● PROMPT
Tally the lines below that include the string "title". Reply with the total only.

● DATASET
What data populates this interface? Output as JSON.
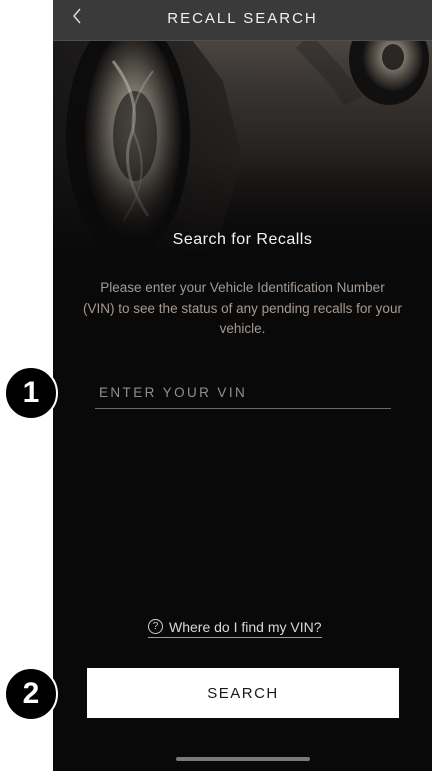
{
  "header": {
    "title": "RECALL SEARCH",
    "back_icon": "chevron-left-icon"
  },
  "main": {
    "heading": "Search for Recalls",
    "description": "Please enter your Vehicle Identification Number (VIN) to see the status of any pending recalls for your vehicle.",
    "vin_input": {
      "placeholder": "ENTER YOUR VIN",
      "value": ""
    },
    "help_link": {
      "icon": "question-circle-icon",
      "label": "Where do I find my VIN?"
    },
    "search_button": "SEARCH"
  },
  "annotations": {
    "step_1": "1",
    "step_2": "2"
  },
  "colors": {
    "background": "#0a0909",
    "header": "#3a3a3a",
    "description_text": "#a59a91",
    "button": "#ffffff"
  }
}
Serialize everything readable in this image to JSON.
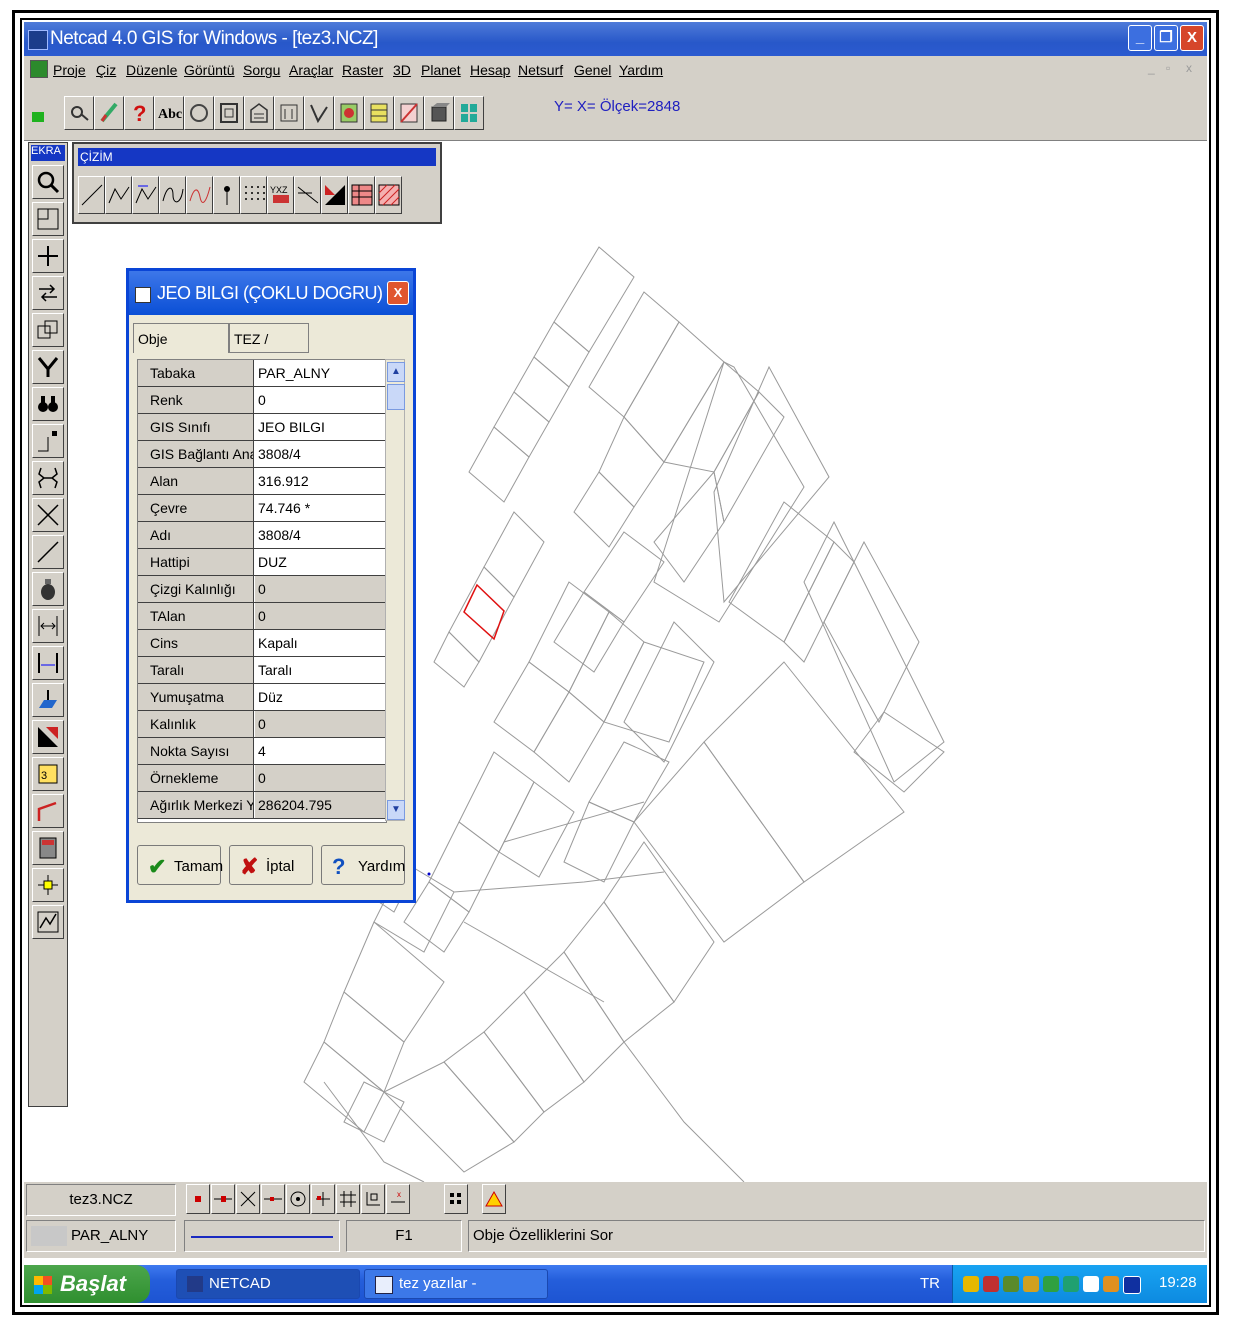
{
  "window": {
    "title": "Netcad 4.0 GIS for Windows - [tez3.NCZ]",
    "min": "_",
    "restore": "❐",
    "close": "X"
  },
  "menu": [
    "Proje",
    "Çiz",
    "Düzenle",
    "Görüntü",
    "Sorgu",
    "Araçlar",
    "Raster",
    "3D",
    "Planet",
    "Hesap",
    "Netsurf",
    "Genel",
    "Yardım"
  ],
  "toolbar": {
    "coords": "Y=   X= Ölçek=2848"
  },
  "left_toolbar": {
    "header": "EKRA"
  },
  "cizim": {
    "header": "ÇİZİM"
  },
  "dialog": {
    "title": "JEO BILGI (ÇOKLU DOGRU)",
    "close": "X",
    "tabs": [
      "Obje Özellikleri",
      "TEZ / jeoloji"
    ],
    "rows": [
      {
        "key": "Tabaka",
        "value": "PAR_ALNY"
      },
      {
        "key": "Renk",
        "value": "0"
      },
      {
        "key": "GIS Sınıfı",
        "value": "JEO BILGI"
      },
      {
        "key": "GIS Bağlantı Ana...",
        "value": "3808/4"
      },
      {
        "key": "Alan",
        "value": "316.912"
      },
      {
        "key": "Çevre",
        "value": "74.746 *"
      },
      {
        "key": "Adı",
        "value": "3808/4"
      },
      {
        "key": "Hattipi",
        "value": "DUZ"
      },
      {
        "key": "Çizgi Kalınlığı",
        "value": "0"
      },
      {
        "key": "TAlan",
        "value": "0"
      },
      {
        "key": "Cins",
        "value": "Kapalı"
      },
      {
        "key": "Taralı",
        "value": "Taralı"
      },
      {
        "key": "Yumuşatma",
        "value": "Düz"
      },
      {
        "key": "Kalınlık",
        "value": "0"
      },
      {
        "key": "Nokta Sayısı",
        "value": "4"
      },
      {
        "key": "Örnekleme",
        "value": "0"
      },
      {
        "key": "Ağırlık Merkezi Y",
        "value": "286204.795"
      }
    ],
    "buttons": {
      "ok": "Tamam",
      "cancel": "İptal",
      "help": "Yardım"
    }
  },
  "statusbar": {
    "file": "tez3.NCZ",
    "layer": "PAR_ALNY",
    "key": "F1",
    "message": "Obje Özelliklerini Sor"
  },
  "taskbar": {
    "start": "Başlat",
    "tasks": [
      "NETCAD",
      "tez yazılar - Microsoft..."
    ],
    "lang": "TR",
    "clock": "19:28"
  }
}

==

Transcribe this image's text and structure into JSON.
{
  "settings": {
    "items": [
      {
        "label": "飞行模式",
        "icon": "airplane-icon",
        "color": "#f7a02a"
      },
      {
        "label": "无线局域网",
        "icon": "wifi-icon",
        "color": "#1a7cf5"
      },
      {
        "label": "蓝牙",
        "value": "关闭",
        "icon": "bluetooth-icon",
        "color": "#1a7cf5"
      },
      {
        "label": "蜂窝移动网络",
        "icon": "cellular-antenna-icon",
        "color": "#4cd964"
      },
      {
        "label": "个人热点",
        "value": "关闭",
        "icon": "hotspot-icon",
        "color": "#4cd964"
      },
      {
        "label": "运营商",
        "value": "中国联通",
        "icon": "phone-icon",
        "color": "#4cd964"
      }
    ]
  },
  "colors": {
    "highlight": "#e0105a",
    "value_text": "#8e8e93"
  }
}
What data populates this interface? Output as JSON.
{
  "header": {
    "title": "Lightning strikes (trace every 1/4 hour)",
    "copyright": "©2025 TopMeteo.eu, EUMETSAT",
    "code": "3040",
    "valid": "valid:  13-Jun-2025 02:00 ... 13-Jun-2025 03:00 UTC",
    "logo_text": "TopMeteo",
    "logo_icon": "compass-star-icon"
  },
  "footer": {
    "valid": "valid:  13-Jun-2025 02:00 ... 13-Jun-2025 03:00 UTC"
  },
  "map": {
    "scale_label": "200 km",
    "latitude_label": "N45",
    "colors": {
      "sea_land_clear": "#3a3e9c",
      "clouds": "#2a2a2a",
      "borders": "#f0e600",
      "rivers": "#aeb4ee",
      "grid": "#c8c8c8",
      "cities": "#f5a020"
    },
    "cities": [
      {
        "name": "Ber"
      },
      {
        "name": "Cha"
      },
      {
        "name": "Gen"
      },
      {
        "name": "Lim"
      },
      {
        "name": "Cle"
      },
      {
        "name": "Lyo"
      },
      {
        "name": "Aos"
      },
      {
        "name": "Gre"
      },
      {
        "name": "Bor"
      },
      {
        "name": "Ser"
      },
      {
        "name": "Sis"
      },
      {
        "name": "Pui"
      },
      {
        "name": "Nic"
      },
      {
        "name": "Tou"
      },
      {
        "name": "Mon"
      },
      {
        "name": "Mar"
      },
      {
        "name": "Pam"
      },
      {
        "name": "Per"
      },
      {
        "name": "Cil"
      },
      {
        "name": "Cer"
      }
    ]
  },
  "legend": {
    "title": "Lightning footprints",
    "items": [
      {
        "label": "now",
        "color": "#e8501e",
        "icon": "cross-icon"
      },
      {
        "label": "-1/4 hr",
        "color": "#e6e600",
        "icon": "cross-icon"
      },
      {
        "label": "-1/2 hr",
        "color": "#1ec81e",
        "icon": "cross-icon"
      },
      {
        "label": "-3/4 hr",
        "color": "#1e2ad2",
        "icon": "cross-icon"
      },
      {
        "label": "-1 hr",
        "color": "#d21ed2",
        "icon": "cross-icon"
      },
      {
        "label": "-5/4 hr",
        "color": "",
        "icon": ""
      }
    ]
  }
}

● REPLY
5